*** Given data Section Begins ***

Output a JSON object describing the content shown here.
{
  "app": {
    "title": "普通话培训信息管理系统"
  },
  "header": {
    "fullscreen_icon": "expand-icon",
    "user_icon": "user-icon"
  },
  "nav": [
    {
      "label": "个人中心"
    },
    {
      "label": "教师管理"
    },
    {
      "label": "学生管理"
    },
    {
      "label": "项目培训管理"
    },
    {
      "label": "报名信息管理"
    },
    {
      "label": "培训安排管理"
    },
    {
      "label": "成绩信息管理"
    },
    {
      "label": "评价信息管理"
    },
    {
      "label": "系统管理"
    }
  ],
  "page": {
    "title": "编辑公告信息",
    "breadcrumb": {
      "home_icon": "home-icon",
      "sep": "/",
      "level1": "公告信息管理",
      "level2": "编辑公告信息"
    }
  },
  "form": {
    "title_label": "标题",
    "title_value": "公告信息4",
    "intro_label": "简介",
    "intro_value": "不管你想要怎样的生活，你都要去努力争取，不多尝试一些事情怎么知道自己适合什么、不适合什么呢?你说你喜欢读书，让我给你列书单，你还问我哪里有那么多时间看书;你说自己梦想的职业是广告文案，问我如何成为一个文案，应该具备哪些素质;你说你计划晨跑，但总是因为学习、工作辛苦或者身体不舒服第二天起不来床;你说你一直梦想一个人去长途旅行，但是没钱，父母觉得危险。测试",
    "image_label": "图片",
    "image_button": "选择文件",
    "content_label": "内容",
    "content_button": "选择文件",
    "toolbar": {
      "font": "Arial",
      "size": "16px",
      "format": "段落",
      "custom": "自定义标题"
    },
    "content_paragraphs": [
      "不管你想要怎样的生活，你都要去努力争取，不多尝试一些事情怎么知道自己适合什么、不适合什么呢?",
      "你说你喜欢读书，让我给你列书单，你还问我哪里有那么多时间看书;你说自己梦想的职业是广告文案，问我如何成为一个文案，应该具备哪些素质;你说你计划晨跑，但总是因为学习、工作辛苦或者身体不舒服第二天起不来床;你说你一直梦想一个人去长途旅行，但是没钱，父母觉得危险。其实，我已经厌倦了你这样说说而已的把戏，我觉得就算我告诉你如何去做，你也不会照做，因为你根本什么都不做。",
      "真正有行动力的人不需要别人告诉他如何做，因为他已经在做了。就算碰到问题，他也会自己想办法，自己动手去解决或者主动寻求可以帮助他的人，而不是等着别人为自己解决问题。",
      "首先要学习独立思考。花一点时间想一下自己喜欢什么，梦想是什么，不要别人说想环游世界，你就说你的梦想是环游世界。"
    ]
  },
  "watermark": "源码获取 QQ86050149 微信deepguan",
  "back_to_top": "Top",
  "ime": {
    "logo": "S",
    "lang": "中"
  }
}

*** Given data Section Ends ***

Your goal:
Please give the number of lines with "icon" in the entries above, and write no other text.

Answer box:
3